#7 – Kimi Raikkonen – Finland – 11 Starts, 27 Points, Best Finish: 6th (Hungary), Championship Position: 12th
#14 – Fernando Alonso – Spain – 11 Starts, 115 Points, Best Finish: 2nd (Hungary), Championship Position: 4th
The Scuderia Ferrari team’s season could only be described as mediocre at best, and already has cost Stefano Domenicali his job as Team Principal and Luca Marmorini his role as Engine chief. The team currently sit third in the championship and are involved in a battle to hold that position with the resurgent Williams team.
The team have laboured with an overweight engine, and therefore car, all season, and the failure to get anywhere near the dominant Mercedes team cost both Domenicali and Marmorini dearly. Bahrain was the last straw for the Team Principal, with Marco Mattiacci coming into to replace Domenicali, while Marmorini left the team following the Hungarian Grand Prix to be replaced by Mattia Binotto.
Fernando Alonso remains as one of Formula 1’s quickest and most consistent drivers, and continues to put the Ferrari in places it really ought not to be. The battle with new team-mate Kimi Raikkonen was meant to be one of the biggest talking points of the season, but the Finn has so far not been in the same league as the Spaniard. Alonso has currently scored 115 of Ferrari’s 142 points, including two podium finishes, while Raikkonen has only 27 points and a best finish of sixth.
The lack of form from Raikkonen is alarming. The new-for-2014 cars have obviously not suited the Finn from the offset, but he has been completely out-driven and outclassed by Alonso. He has often struggled in qualifying, and has failed to reach the final part of qualifying five times. He started out in Australia by finishing seventh, a result he matched in Spain, and finally broke into the top six in Hungary last time out.
His only race where he could consider himself truly unlucky was in Monaco. The Finn qualified sixth and made a good start to the race to be running third. Unfortunately his race unravelled during a safety car period, when the Marussia of Max Chilton hit him while un-lapping himself that gave the Ferrari a puncture and resulted on a pointless afternoon.

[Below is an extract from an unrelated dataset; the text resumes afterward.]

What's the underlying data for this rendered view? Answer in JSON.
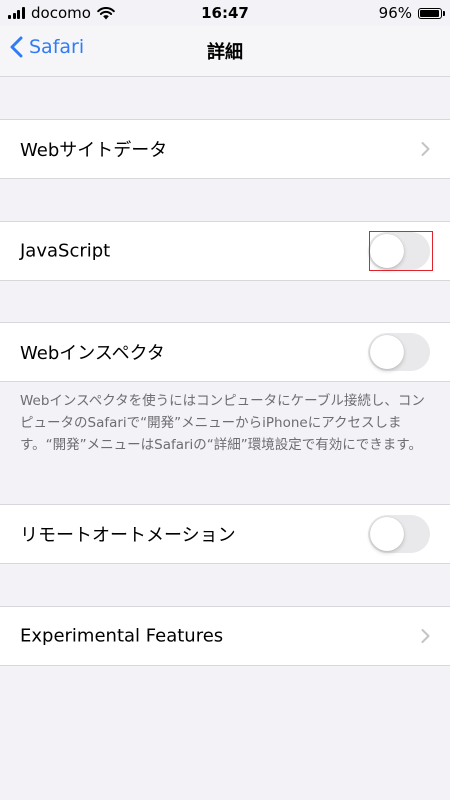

Silverstone was the worst weekend for the Finn, starting low down and then crashing violently on the Wellington Straight on the opening lap after running wide exiting the Loop. He was lucky to escape serious injury in the vicious looking crash, and only missed the following test session at the same track while he recuperated.
As for Alonso, he is the only driver to have scored points in every race in 2014, and has more than often got the best out of the Ferrari where Raikkonen hasn’t. He has only missed out on reaching the final part of qualifying once, and that was at Silverstone where both Ferrari’s were caught out by the changeable weather conditions in the first part of the session.

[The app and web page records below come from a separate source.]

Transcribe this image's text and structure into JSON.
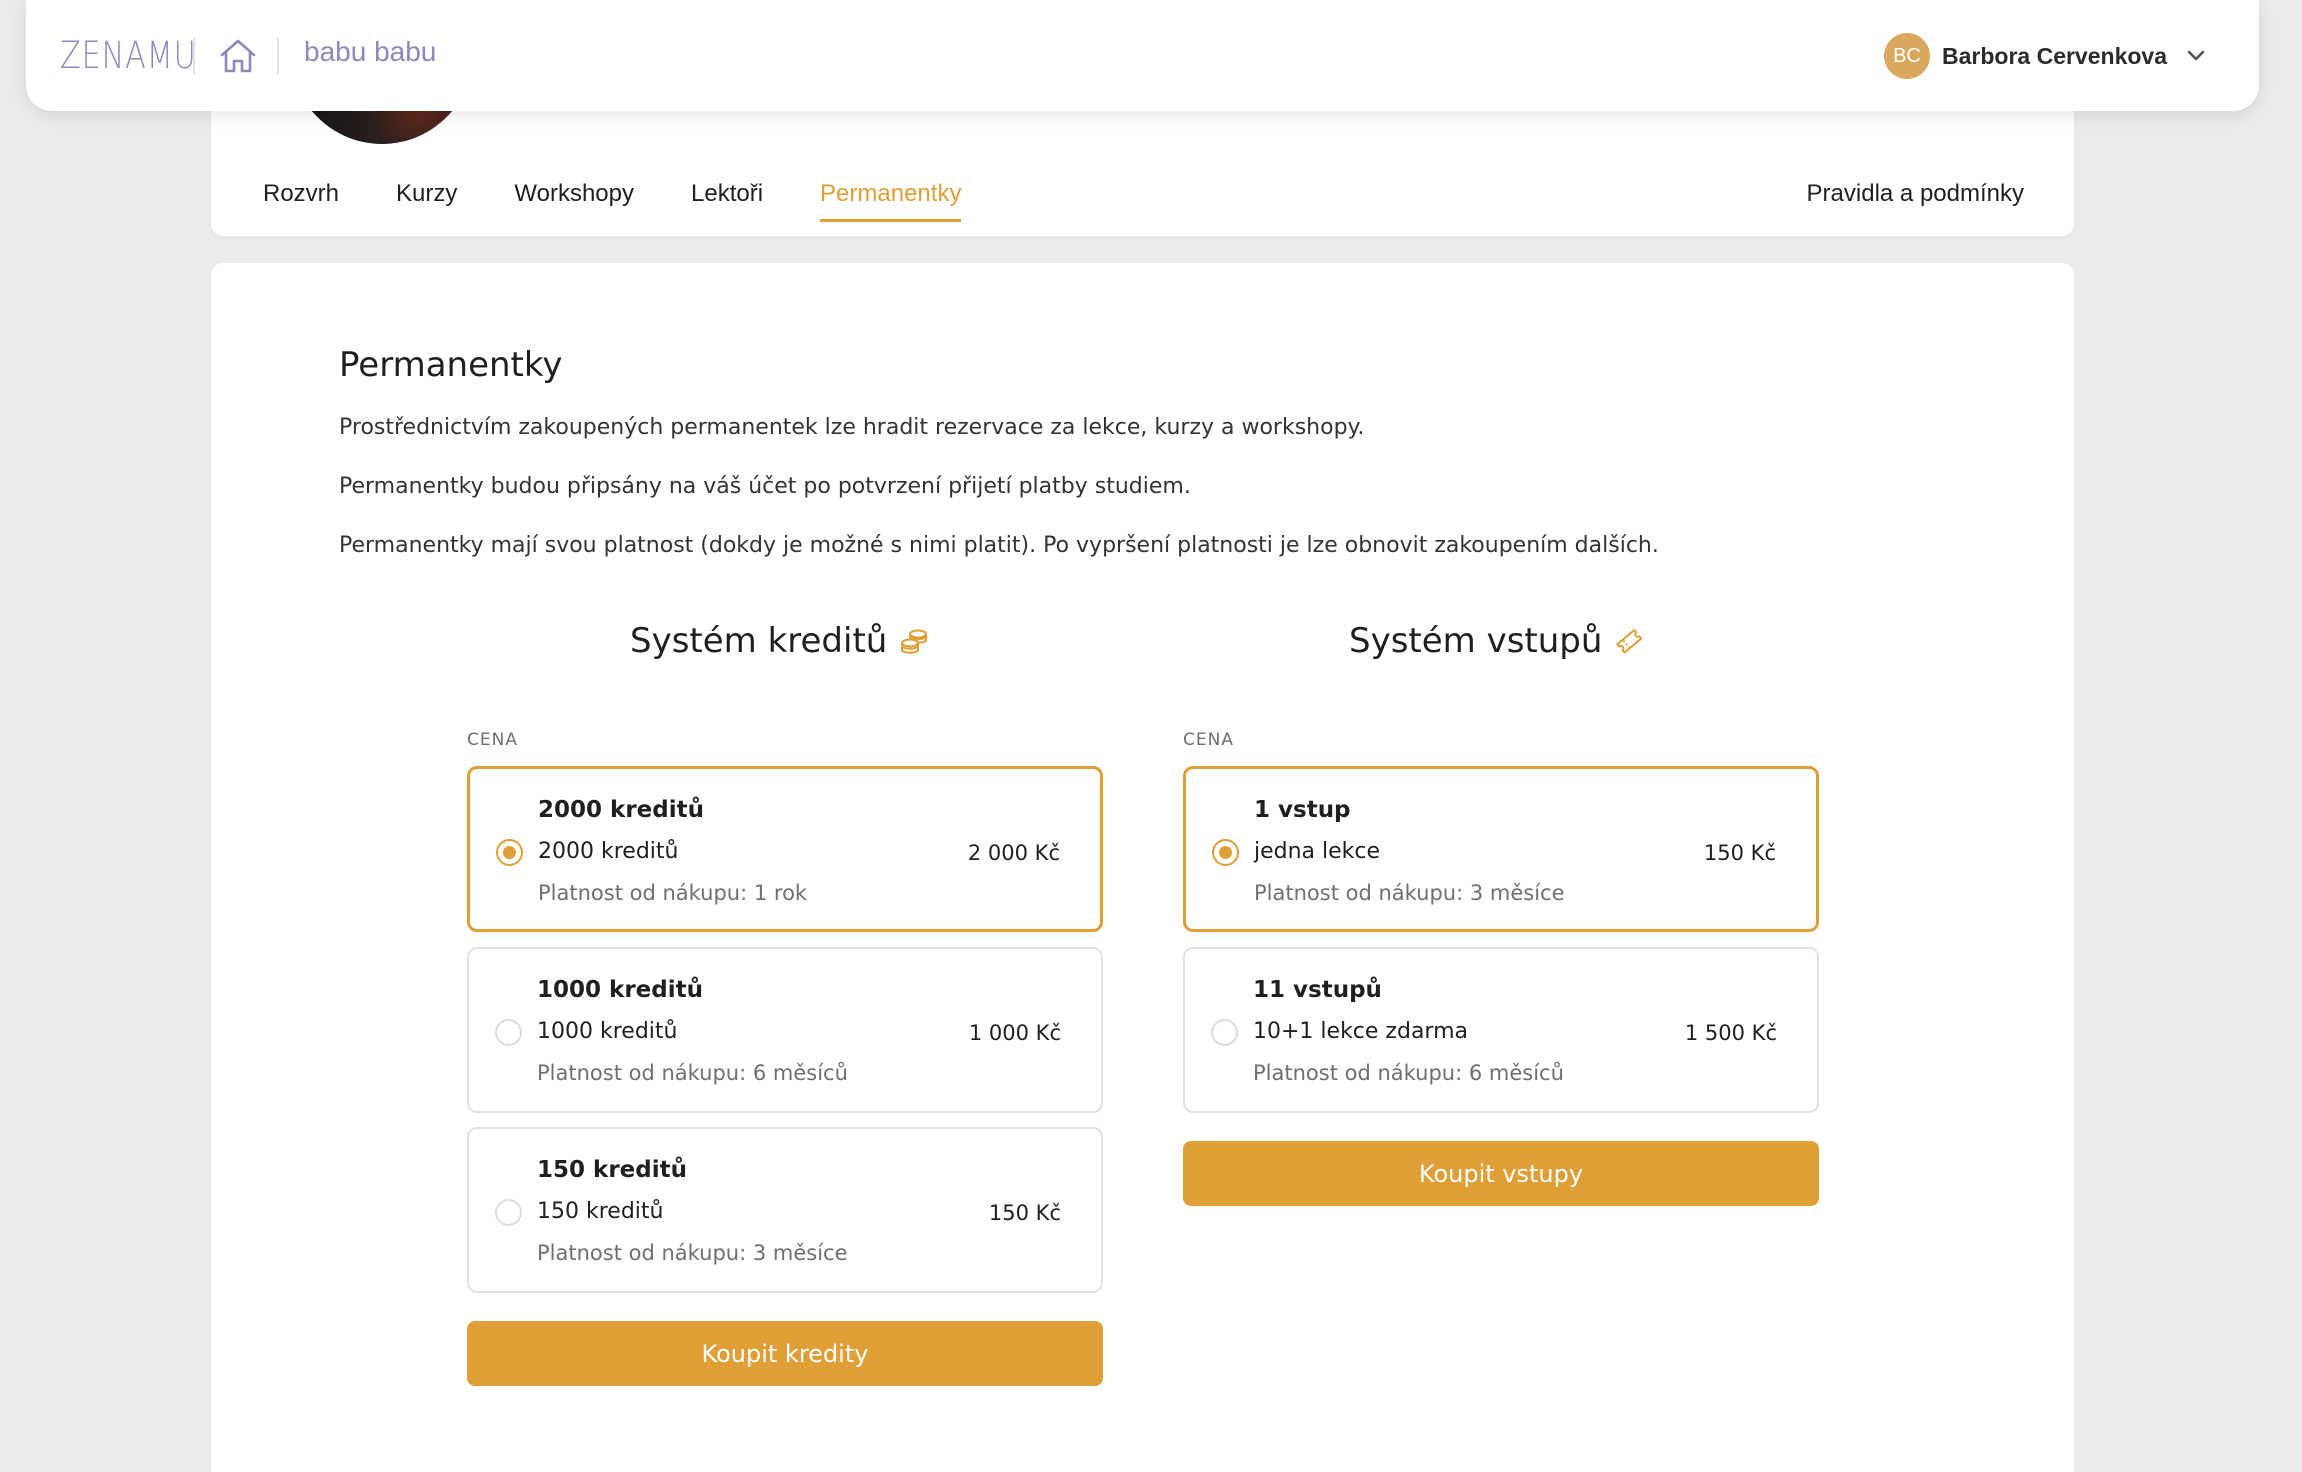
{
  "topbar": {
    "logo": "ZENAMU",
    "studio": "babu babu",
    "user": {
      "initials": "BC",
      "name": "Barbora Cervenkova"
    }
  },
  "nav": {
    "tabs": [
      "Rozvrh",
      "Kurzy",
      "Workshopy",
      "Lektoři",
      "Permanentky"
    ],
    "active": "Permanentky",
    "rules": "Pravidla a podmínky"
  },
  "main": {
    "title": "Permanentky",
    "paragraphs": [
      "Prostřednictvím zakoupených permanentek lze hradit rezervace za lekce, kurzy a workshopy.",
      "Permanentky budou připsány na váš účet po potvrzení přijetí platby studiem.",
      "Permanentky mají svou platnost (dokdy je možné s nimi platit). Po vypršení platnosti je lze obnovit zakoupením dalších."
    ]
  },
  "credits": {
    "title": "Systém kreditů",
    "icon": "coins-icon",
    "price_label": "CENA",
    "options": [
      {
        "name": "2000 kreditů",
        "desc": "2000 kreditů",
        "valid": "Platnost od nákupu: 1 rok",
        "price": "2 000 Kč",
        "selected": true
      },
      {
        "name": "1000 kreditů",
        "desc": "1000 kreditů",
        "valid": "Platnost od nákupu: 6 měsíců",
        "price": "1 000 Kč",
        "selected": false
      },
      {
        "name": "150 kreditů",
        "desc": "150 kreditů",
        "valid": "Platnost od nákupu: 3 měsíce",
        "price": "150 Kč",
        "selected": false
      }
    ],
    "button": "Koupit kredity"
  },
  "entries": {
    "title": "Systém vstupů",
    "icon": "ticket-icon",
    "price_label": "CENA",
    "options": [
      {
        "name": "1 vstup",
        "desc": "jedna lekce",
        "valid": "Platnost od nákupu: 3 měsíce",
        "price": "150 Kč",
        "selected": true
      },
      {
        "name": "11 vstupů",
        "desc": "10+1 lekce zdarma",
        "valid": "Platnost od nákupu: 6 měsíců",
        "price": "1 500 Kč",
        "selected": false
      }
    ],
    "button": "Koupit vstupy"
  },
  "colors": {
    "accent": "#e09e36",
    "brand": "#8b88bd"
  }
}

He took a well earned podium finish in China, finishing the best of the rest behind the Mercedes duo of Lewis Hamilton and Nico Rosberg, but his best result came in Hungary when he was leading until a couple of laps from the end but was helpless to resist the attack from Daniel Ricciardo, who on fresher tyres was able to take the victory in his Red Bull. He was also good in Austria, and was in the final stint one of the quickest drivers on track, and finished just a few seconds shy of a podium in fifth.
Expectations at Ferrari are always sky high, as they should be in a team with one of the biggest budgets in F1. This year, they have fallen short of their targets so far, and with the pace of the Williams team as it is right now, they will be lucky to keep hold of their third place in the championship standings.
We all know Alonso will keep pushing until the very end; his never give up attitude has been seen time after time. As for Raikkonen, small signs of improvement have been evident in the past couple of races, but he still finds himself well behind his Spanish team-mate. Motivation has been an issue in the past for the Finn, but right now he believes he has not lost any of his speed and expects to improve further when he finally gets on top of his car.
Spa is next for Raikkonen and Ferrari, a track that the Finnish driver usually excels on. It will be a good indication about just how far he has come to terms with the car and if all the positive vibes coming from the Finn are genuine or just words to stop people speculating over his future. Both Ferrari drivers are under contract for 2015, but both remain linked to other drives, or in Raikkonen’s case, retirement, to be replaced by Marussia driver Jules Bianchi. If motivation IS the cause of Raikkonen’s apparent loss of speed, then retirement is entirely possible.